COVID-19 has tested the resilience of our staff like nothing the organisation has ever experienced before.

This is something our staff have read, heard and experienced time and time again over the past three years.

It’s a credit to our workforce on how they have responded to challenges posed by this pandemic.

One of the key initiatives that has helped support staff through those challenges has been the Wellbeing

Workshop program.

And, despite several postponements of the program during the pandemic, in May our organisation celebrated the 100th edition of the Wellbeing Workshop.

At the time, NSW Ambulance’s Senior Program Specialist of Wellbeing Workshops, Elizabeth Simeoli, said this significant milestone meant that more than 4800 members of our workforce had completed the program.

“It’s such a significant achievement and celebration for the whole organisation, our participants and our workshop team,” Elizabeth said.

“The workshop has experienced a number of changes and stoppages throughout the COVID-19 period, but there was always a commitment from all areas and levels of the organisation to keep the program running.

We often receive feedback from participants during or after the workshop saying, ‘my workshop attendance was perfectly timed’ or ‘the workshop gave me the nudge or wake up I needed’ or ‘thank you for caring for us and showing us help is available’. Comments like these bring our workshop team great joy. We are absolutely driven by the idea of supporting our staff in any way we can, especially knowing the incredibly intense and exhausting few years they have experienced.”

The workshop is a development program designed to support the mental and physical wellbeing of NSW Ambulance staff.

Participants learn simple yet powerful strategies and skills to implement into daily life to enhance health, safety, self-awareness, wellbeing and quality of life.

Kogarah Paramedic Jodie Anderson – who was part of the 100th workshop – said the three-day program (which runs for one and-a-quarter days for non-operational staff) was “extremely beneficial.”

“I think it has given me the motivation to get back on track and start following those good habits again, like drinking more water, improving my nutrition and getting more sleep.

“All of those factors can help reduce the chance of fatigue or injury, while also helping me to look after myself better both off-duty and on-duty.”

Jodie said she hoped the workshops can be an ongoing initiative.

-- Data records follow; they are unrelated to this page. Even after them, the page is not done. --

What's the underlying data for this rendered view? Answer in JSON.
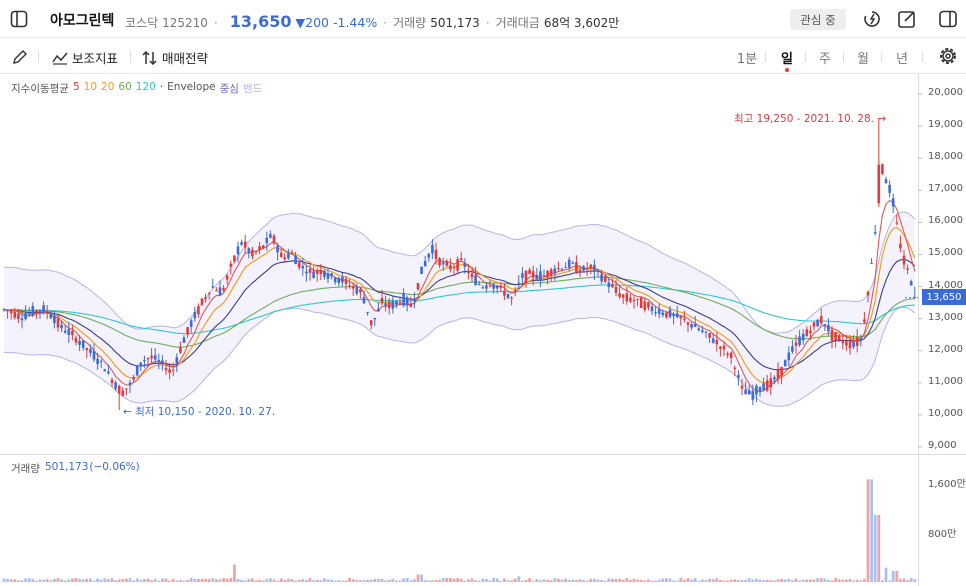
{
  "header": {
    "stock_name": "아모그린텍",
    "market": "코스닥",
    "code": "125210",
    "price": "13,650",
    "change": "▼200",
    "change_pct": "-1.44%",
    "volume_label": "거래량",
    "volume_value": "501,173",
    "amount_label": "거래대금",
    "amount_value": "68억 3,602만",
    "watch_label": "관심 중"
  },
  "toolbar": {
    "indicators_label": "보조지표",
    "strategy_label": "매매전략",
    "periods": [
      "1분",
      "일",
      "주",
      "월",
      "년"
    ],
    "active_period": "일"
  },
  "legend": {
    "title": "지수이동평균",
    "ma": [
      {
        "label": "5",
        "color": "#e23a3a"
      },
      {
        "label": "10",
        "color": "#f0a020"
      },
      {
        "label": "20",
        "color": "#f0a020"
      },
      {
        "label": "60",
        "color": "#6cae5a"
      },
      {
        "label": "120",
        "color": "#2fc9c9"
      }
    ],
    "envelope_label": "Envelope",
    "envelope_center": "중심",
    "envelope_band": "밴드"
  },
  "volume_legend": {
    "label": "거래량",
    "value": "501,173",
    "pct": "(−0.06%)"
  },
  "annotations": {
    "high": "최고 19,250 - 2021. 10. 28.",
    "low": "최저 10,150 - 2020. 10. 27."
  },
  "colors": {
    "up": "#e23a3a",
    "down": "#3b6bd6",
    "envelope": "#b7b3ea",
    "ma5": "#e23a3a",
    "ma10": "#f0a020",
    "ma20": "#3c3b8c",
    "ma60": "#6cae5a",
    "ma120": "#2fc9c9",
    "vol_up": "#f0a3a3",
    "vol_down": "#a9c0f0"
  },
  "chart_data": {
    "type": "candlestick",
    "price_axis": [
      "20,000",
      "19,000",
      "18,000",
      "17,000",
      "16,000",
      "15,000",
      "14,000",
      "13,000",
      "12,000",
      "11,000",
      "10,000",
      "9,000"
    ],
    "price_ylim": [
      9000,
      20000
    ],
    "volume_axis": [
      "1,600만",
      "800만"
    ],
    "last_price_tag": "13,650",
    "close_profile": [
      [
        0,
        13300
      ],
      [
        10,
        13200
      ],
      [
        20,
        13050
      ],
      [
        30,
        13200
      ],
      [
        40,
        13300
      ],
      [
        50,
        13100
      ],
      [
        60,
        12700
      ],
      [
        70,
        12500
      ],
      [
        80,
        12200
      ],
      [
        90,
        11900
      ],
      [
        100,
        11600
      ],
      [
        110,
        11100
      ],
      [
        120,
        10700
      ],
      [
        130,
        11000
      ],
      [
        140,
        11700
      ],
      [
        150,
        11800
      ],
      [
        160,
        11600
      ],
      [
        170,
        11300
      ],
      [
        180,
        12200
      ],
      [
        190,
        12900
      ],
      [
        200,
        13500
      ],
      [
        210,
        14000
      ],
      [
        220,
        13800
      ],
      [
        230,
        14700
      ],
      [
        240,
        15400
      ],
      [
        250,
        15000
      ],
      [
        260,
        15200
      ],
      [
        270,
        15600
      ],
      [
        280,
        14900
      ],
      [
        290,
        15000
      ],
      [
        300,
        14600
      ],
      [
        310,
        14400
      ],
      [
        320,
        14500
      ],
      [
        330,
        14300
      ],
      [
        340,
        14200
      ],
      [
        350,
        14000
      ],
      [
        360,
        13800
      ],
      [
        370,
        12800
      ],
      [
        380,
        13500
      ],
      [
        390,
        13400
      ],
      [
        400,
        13600
      ],
      [
        410,
        13400
      ],
      [
        420,
        14500
      ],
      [
        430,
        15200
      ],
      [
        440,
        14700
      ],
      [
        450,
        14600
      ],
      [
        460,
        14800
      ],
      [
        470,
        14300
      ],
      [
        480,
        14000
      ],
      [
        490,
        14100
      ],
      [
        500,
        13900
      ],
      [
        510,
        13600
      ],
      [
        520,
        14300
      ],
      [
        530,
        14400
      ],
      [
        540,
        14300
      ],
      [
        550,
        14500
      ],
      [
        560,
        14600
      ],
      [
        570,
        14700
      ],
      [
        580,
        14500
      ],
      [
        590,
        14600
      ],
      [
        600,
        14300
      ],
      [
        610,
        14000
      ],
      [
        620,
        13700
      ],
      [
        630,
        13600
      ],
      [
        640,
        13500
      ],
      [
        650,
        13300
      ],
      [
        660,
        13200
      ],
      [
        670,
        13100
      ],
      [
        680,
        13000
      ],
      [
        690,
        12800
      ],
      [
        700,
        12600
      ],
      [
        710,
        12400
      ],
      [
        720,
        12100
      ],
      [
        730,
        11800
      ],
      [
        740,
        10800
      ],
      [
        750,
        10600
      ],
      [
        760,
        10900
      ],
      [
        770,
        11000
      ],
      [
        780,
        11400
      ],
      [
        790,
        12000
      ],
      [
        800,
        12400
      ],
      [
        810,
        12700
      ],
      [
        820,
        13000
      ],
      [
        830,
        12500
      ],
      [
        840,
        12300
      ],
      [
        850,
        12200
      ],
      [
        860,
        12400
      ],
      [
        870,
        14800
      ],
      [
        880,
        17700
      ],
      [
        890,
        16800
      ],
      [
        900,
        15000
      ],
      [
        910,
        14100
      ],
      [
        915,
        13650
      ]
    ],
    "volume_spikes": [
      [
        235,
        280
      ],
      [
        420,
        120
      ],
      [
        520,
        90
      ],
      [
        870,
        1650
      ],
      [
        877,
        1080
      ],
      [
        885,
        230
      ],
      [
        895,
        180
      ]
    ]
  }
}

Also part of the 100 club is Junee Paramedic Jono Finn. Jono said the program offers a great base for staff who haven’t previously placed a strong focus on their personal wellbeing (e.g. nutrition and fitness). He also said it provides a good refresher for those who have.

“Given COVID-19 was a huge distraction and a downer, this was a timely refresher to bring back some of those strategies to implement into my work life,” he said.

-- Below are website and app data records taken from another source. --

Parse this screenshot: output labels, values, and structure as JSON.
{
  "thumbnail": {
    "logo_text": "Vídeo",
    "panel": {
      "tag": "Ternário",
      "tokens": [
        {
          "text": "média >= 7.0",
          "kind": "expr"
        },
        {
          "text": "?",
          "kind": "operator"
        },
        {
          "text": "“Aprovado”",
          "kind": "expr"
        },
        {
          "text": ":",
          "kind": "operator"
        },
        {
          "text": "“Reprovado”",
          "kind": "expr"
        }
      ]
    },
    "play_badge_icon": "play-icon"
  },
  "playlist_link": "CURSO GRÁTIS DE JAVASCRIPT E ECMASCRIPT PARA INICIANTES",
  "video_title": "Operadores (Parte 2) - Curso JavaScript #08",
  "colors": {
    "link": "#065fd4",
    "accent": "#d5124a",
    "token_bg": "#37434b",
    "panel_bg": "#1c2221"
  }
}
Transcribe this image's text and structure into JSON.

The Wellbeing Workshop has also provided a good opportunity for staff to meet other colleagues from different parts of the organisation.

Take for instance, Wauchope Paramedic Dave Moran and Critical Care Paramedic (CCP)/Aeromedical Control Centre Officer Michael Burrow.

The two met at the 100th workshop, and, after being prompted during a session to think of ways to challenge themselves, they decided they would both do five push-ups during each interval of the three-day course.

“Going forward, he (Michael) will be getting emails from me asking if he has done his push-ups,” Dave joked.

“This workshop has been a bit of a godsend for me, particularly around nutrition and being mindful of how we should think about ourselves a lot of the time.”

Added Michael: “I’ve been in the job for more than 30 years and I’ve never had the opportunity to attend a workshop like this one before, where it encourages you to take time out to look after yourself.”

“Because of this, I think the workshop can also help staff to be more efficient and effective in their job.”